The report was submitted to the U.N. Committee on the Elimination of Racial Discrimination (CERD), which oversees compliance with the International Convention on the Elimination of All Forms of Racial Discrimination (ICERD), a treaty ratified by the U.S. in 1994.
"With its submission of this report, the Obama administration makes the critically important point of acknowledging that racial discrimination still persists in the U.S.," said Chandra Bhatnagar, senior staff attorney with the American Civil Liberties Union's Human Rights Program. "However, the report glosses over how certain federal policies, such as those allowing state and local involvement in immigration enforcement, have been vehicles to enable racial discrimination to occur. Further, the report doesn't address the pressing need for a national plan of action to end all forms of racial discrimination, which many other countries have already created."
"This report represents an important step forward by its coordinator, the Equality Working Group, a robust collaboration of several federal agencies that work on domestic implementation of our international human rights obligations and commitments relating to non-discrimination and equal opportunity," added Deborah J. Vagins, senior legislative counsel at the ACLU Washington Legislative Office.
All levels of U.S. government are required to comply with ICERD's provisions, which require countries to review national, state-wide and local policies and to amend or repeal laws and regulations that create or perpetuate racial discrimination. The report released yesterday does not report on state and local government compliance with the treaty, a significant shortcoming.
The ACLU eagerly awaits review of this report before the committee and will be working on a comprehensive analysis of it that will be made public in advance of this review.

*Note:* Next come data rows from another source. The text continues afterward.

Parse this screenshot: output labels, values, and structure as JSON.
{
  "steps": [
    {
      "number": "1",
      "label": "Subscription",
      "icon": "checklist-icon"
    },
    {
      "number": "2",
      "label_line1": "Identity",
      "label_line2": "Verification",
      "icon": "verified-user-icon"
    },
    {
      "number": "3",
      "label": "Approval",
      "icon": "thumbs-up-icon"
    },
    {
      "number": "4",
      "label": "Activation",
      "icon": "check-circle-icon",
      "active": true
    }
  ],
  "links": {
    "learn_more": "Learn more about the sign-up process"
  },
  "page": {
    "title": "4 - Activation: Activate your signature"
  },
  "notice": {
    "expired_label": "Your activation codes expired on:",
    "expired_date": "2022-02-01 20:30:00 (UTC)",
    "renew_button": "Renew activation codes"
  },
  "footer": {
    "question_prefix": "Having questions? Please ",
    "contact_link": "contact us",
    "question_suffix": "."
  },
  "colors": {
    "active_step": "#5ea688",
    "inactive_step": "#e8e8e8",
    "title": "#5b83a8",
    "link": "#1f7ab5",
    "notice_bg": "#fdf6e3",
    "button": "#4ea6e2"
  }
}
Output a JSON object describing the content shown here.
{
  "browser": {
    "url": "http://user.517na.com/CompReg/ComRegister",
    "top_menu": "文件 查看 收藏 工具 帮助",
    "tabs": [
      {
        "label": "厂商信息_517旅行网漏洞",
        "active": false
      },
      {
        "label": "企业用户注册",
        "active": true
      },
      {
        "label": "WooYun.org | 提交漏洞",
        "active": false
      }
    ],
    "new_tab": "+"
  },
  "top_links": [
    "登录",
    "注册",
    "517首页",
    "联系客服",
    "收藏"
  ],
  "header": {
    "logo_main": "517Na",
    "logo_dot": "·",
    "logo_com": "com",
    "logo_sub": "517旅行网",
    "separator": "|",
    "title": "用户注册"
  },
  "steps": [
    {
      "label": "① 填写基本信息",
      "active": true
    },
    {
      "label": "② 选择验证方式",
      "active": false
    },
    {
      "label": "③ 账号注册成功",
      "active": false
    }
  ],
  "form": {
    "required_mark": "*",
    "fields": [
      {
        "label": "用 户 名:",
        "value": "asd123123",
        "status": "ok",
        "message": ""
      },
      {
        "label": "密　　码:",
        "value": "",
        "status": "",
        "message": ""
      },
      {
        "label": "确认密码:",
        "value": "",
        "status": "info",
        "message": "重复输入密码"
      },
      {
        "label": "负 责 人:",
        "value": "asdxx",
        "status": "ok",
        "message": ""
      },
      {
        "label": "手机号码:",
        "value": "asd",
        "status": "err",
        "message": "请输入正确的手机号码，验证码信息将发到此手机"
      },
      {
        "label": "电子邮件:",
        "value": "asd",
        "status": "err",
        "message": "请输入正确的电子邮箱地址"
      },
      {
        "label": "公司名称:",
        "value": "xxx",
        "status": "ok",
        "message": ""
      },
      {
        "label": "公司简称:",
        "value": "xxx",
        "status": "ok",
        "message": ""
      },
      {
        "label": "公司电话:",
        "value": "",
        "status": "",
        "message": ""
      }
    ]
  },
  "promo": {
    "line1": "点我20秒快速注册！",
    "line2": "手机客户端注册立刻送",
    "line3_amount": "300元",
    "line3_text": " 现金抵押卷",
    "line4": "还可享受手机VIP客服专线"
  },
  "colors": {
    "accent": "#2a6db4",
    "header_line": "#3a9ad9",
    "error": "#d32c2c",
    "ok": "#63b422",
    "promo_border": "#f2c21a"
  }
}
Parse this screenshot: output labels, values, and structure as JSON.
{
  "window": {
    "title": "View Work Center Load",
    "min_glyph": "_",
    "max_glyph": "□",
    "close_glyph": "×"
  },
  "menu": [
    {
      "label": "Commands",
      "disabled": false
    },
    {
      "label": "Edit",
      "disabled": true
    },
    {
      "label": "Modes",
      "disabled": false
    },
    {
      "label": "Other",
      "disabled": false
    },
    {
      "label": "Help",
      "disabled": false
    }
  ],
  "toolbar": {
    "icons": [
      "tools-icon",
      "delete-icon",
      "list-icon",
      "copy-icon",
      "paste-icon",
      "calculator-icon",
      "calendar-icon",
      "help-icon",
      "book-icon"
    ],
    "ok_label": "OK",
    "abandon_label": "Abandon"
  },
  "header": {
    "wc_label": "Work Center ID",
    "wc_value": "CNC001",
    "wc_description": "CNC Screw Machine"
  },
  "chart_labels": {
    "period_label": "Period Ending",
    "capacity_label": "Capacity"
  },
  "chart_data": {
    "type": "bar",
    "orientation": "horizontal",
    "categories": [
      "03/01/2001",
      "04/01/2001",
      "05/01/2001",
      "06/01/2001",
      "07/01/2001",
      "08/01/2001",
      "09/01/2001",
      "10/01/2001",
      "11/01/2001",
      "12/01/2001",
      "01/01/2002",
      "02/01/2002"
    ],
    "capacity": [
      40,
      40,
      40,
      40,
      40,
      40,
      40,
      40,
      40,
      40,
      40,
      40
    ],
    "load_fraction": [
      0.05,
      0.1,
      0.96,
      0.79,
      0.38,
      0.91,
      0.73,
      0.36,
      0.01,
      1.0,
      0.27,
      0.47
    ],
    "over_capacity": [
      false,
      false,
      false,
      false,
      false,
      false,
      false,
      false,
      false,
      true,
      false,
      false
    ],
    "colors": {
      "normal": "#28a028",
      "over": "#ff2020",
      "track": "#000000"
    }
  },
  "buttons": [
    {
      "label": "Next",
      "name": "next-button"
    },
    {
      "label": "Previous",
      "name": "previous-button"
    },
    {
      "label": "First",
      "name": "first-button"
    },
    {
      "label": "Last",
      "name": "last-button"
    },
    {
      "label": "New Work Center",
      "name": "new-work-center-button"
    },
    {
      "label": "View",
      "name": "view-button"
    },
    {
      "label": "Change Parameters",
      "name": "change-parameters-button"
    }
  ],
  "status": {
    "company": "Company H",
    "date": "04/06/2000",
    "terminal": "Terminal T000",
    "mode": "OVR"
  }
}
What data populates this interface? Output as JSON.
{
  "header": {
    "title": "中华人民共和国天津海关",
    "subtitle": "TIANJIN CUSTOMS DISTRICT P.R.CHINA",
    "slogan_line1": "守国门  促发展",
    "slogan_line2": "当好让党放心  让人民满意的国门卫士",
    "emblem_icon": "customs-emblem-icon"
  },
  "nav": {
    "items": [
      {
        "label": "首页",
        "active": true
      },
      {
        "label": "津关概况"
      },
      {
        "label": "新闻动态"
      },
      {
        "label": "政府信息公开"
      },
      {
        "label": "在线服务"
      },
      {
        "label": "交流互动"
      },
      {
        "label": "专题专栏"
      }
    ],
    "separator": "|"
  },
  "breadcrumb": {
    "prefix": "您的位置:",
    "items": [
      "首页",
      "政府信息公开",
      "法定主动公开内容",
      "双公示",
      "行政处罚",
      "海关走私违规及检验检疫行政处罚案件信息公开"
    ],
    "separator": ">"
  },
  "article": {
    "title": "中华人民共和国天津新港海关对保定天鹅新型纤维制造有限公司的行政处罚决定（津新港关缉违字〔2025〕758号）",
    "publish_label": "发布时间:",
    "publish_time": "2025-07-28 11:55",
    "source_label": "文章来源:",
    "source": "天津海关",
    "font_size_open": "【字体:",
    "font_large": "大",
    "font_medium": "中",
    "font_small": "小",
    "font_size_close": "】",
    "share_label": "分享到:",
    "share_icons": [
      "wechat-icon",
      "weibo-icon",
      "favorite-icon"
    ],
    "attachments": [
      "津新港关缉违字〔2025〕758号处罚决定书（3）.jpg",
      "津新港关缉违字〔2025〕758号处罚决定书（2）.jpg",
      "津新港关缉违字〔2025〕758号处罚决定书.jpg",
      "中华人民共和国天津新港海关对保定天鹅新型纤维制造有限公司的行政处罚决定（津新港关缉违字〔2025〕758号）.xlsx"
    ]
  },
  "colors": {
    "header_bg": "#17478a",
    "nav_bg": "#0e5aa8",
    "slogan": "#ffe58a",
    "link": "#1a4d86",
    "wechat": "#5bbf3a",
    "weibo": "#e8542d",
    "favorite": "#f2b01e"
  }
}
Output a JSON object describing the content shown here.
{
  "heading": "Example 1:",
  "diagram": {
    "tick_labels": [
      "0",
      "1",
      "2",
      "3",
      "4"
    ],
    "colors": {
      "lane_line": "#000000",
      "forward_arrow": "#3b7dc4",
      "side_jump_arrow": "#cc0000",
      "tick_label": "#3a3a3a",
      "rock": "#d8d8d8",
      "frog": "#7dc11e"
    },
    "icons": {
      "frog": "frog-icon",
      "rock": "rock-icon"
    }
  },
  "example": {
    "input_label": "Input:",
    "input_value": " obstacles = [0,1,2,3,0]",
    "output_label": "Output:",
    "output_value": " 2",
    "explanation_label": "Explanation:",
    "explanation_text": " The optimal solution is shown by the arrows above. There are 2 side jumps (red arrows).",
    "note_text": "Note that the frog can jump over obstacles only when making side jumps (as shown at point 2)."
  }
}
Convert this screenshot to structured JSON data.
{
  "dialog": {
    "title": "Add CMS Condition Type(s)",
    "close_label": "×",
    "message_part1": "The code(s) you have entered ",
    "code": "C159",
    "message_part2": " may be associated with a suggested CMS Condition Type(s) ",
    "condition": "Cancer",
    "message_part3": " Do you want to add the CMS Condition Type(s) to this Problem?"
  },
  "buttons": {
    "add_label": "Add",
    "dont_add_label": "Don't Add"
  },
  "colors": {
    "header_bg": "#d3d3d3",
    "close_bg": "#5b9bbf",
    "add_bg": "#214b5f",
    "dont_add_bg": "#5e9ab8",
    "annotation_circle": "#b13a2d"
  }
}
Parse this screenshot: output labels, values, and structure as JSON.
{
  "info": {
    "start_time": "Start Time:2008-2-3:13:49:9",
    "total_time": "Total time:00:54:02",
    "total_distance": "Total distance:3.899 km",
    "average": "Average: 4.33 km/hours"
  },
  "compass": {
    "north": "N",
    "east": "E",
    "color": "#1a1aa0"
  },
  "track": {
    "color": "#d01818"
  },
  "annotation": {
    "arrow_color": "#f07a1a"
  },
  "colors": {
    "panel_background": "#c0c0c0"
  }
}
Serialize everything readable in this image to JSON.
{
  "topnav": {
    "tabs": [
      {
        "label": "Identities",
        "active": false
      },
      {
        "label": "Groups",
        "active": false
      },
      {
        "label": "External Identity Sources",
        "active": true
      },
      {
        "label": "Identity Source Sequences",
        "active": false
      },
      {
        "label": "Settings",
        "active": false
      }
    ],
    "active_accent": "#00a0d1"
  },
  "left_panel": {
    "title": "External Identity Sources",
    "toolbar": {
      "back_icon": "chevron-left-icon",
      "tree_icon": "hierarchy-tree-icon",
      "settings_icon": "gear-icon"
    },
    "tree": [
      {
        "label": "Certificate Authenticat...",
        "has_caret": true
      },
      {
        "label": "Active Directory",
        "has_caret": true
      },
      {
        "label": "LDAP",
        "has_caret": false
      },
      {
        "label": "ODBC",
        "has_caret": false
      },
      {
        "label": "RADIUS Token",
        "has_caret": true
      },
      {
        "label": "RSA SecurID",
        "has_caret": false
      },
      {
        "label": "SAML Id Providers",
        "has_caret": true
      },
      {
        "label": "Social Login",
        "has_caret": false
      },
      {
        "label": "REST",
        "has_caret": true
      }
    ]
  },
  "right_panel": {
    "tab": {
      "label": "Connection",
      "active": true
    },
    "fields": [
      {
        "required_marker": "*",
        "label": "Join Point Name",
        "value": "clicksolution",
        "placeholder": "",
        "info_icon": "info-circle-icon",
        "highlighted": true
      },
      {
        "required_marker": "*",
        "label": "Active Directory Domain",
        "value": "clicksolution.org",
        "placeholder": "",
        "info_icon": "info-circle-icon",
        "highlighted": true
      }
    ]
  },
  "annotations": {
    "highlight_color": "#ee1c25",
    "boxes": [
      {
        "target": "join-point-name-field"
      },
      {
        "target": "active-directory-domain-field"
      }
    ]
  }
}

The report is available here:
The U.S. Human Rights Network's coalition letter on a national action plan for racial justice is here: